A couple months ago many people anxiously awaited the end of the world, according to the Mayan calendar (click here to read a previous post of mine on the topic). Obviously the world, as we know it, did not end, but I wonder how many people yesterday wondered if the Mayans were off by a couple months. In one day, yesterday, a meteorite struck Chelyabinsk, a town in Russia, causing damage to hundreds of buildings and injuring thousands; an asteroid labelled “2012DA14” buzzed the earth at a distance closer than most of our satellites orbit our planet; later in the day there were reports of a fireball over the city of San Francisco. Is the sky truly falling? Were the Mayans off by a few months? Scientists claim that none of these events are related, nor are they indicative of a forthcoming cataclysmic event. But still, the events make one wonder.
In my life’s journey I am slowly coming to the realization that I am not truly in control of many aspects of my life. Not due to a lack of trying, mind you. But the longer I live, the more I study the weather, and the longer I work with people who are suffering along their life’s journey, the deeper I begin to understand there is very little within my (our) control. The thought of not being in control is frightening, actually. As humans, we seem to be programmed with a need for control. And in life, when we feel out of control, we experience stress and anxiety. Take a moment and reflect on your current stress; what is the underlying cause? For most of us it is a lack of control over the situation or the outcome.

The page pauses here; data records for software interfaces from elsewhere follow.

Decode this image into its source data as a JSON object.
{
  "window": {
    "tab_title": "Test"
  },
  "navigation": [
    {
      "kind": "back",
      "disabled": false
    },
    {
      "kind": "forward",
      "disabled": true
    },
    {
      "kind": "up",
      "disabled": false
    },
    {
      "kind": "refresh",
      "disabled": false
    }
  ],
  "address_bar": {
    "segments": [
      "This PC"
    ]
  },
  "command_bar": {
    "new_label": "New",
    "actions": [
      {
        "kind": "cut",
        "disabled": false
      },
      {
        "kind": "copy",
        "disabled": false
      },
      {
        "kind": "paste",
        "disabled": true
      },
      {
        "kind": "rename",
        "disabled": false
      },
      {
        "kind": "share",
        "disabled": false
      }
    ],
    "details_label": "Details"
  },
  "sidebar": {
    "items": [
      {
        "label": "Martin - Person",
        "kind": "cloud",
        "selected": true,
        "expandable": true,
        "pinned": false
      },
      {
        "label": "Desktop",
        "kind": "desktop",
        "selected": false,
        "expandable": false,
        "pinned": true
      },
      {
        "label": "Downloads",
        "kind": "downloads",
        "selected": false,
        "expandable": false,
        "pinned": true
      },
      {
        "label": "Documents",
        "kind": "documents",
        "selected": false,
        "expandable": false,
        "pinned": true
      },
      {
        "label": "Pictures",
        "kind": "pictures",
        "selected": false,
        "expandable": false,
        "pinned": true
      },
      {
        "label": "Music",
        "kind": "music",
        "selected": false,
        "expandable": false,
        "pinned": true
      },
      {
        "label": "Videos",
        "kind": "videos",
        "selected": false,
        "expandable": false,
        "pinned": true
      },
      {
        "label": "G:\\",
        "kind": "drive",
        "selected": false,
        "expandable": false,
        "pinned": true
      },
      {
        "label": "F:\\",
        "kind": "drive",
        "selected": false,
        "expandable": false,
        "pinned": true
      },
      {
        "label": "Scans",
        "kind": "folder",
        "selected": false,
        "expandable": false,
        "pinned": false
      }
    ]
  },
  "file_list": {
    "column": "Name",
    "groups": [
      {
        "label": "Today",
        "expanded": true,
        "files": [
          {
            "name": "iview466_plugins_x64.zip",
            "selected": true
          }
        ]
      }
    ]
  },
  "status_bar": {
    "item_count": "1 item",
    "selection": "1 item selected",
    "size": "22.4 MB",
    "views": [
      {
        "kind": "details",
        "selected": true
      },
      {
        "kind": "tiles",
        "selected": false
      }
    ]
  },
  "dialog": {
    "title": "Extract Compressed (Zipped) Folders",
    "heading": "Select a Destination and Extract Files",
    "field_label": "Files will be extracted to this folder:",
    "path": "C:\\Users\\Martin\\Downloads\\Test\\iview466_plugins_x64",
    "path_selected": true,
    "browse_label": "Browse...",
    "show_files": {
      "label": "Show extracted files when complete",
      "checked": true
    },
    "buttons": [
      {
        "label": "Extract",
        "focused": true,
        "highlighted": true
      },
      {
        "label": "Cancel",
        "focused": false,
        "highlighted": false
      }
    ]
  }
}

During a seminar I recently attended, Dr. Judith Beck, PhD stated “it is not as important what I think as it is what I do with what I think.” Our ability to take action, to do, provides us with a sense of control. This is part of the motivation which calls people to action after natural disasters or in times of social injustice. One may not have control over the event, but one does have control over what one does about the event. This is a lesson I have tried to teach my clients, and myself as well.
Why do bad things happen? Why do people have to suffer? Why is this happening to me? Questions most of us have asked, yet to which very few have found answers. I propose that asking the “why” question is not the proper question in the face of suffering or stress. In 1978 the author Stephen King wrote his novel “The Stand”. The quote below is from that novel, attributed to the character Mother Abigail. Abigail, living in Nebraska following a world-wide flu epidemic, at the age of 108, finds herself as the spiritual leader of a motley band of people trying to fight against evil:
“”Oh Nick,” Mother Abigail said, “I have harbored hate of the Lord in my heart. Every man or woman who loves Him, they hate Him too, because He’s a hard God, a jealous God, He is what He is, and in this world He’s apt to repay service with pain while those who do evil ride over the roads in Cadillac cars. Even the joy of serving Him is bitter joy. I do His will, but the human part o’ me has cursed Him in my heart. `Abby,’ the Lord says to me, `there’s work for you far up ahead. So I’ll let you live an live, until your flesh is bitter on your bones. I’ll let you see all your children die ahead of you and still you’ll walk the earth. I’ll let you see your daddy’s lan taken away piece by piece. And in the end, your reward will be to go away with strangers from all the things you love best and you’ll die in a strange land with the work not yet finished. That’s My will Abby,’ says He, and ‘Yes, Lord,’ says I. ‘Thy will be done,’ and in my heart I curse Him and ask ‘Why, why, why?’ and the only answer I get is ‘Where were you when I made the world?’”
One can feel the emotion, the frustration, the questioning, the stress and anxiety. Abigail, like many of us, feels that her life is out of control. Yet, in the midst of her questioning she recognizes the need to act. She needs to ‘do’. It is truly in our ability to take action where we can find solace from our anxiety.
When your life feels out of control, try this exercise I have prescribed to my clients:
- On a sheet of paper make two columns. One column is a list of those aspects of your life (or a particular situation) for which you have no control.
- The second column is a list of those aspects for which you do have control.
- Focus your attention and energy on those aspects you can control, foregoing the items on your list for which you have no control.
Times when I felt that my life was completely out of control, and my anxiety levels were rising, I would read and reflect on this poem written by Laine Parsons in 1983. I hope it inspires you to take action when life seems out of control.
Official Facebook page: www.facebook.com/lifesjourneyblog
“Don’t ever try to understand everything — some things will just never make sense. Don’t ever be reluctant to show your feelings — when you’re happy, give into it! When you’re not, live with it. Don’t ever be afraid to try to make things better — you might be surprised at the results. Don’t ever take the weight of the world on your shoulders. Don’t ever feel threatened by the future — take life one day at a time. Don’t ever feel guilty about the past — what’s done is done. Learn from any mistakes you might have made. Don’t ever feel that you are alone … there is always somebody there for you to reach out to. Don’t ever forget that you can achieve so many of the things you can imagine — imagine that! It’s not as hard as it seems. Don’t ever stop loving; don’t ever stop believing; don’t ever stop dreaming your dreams.”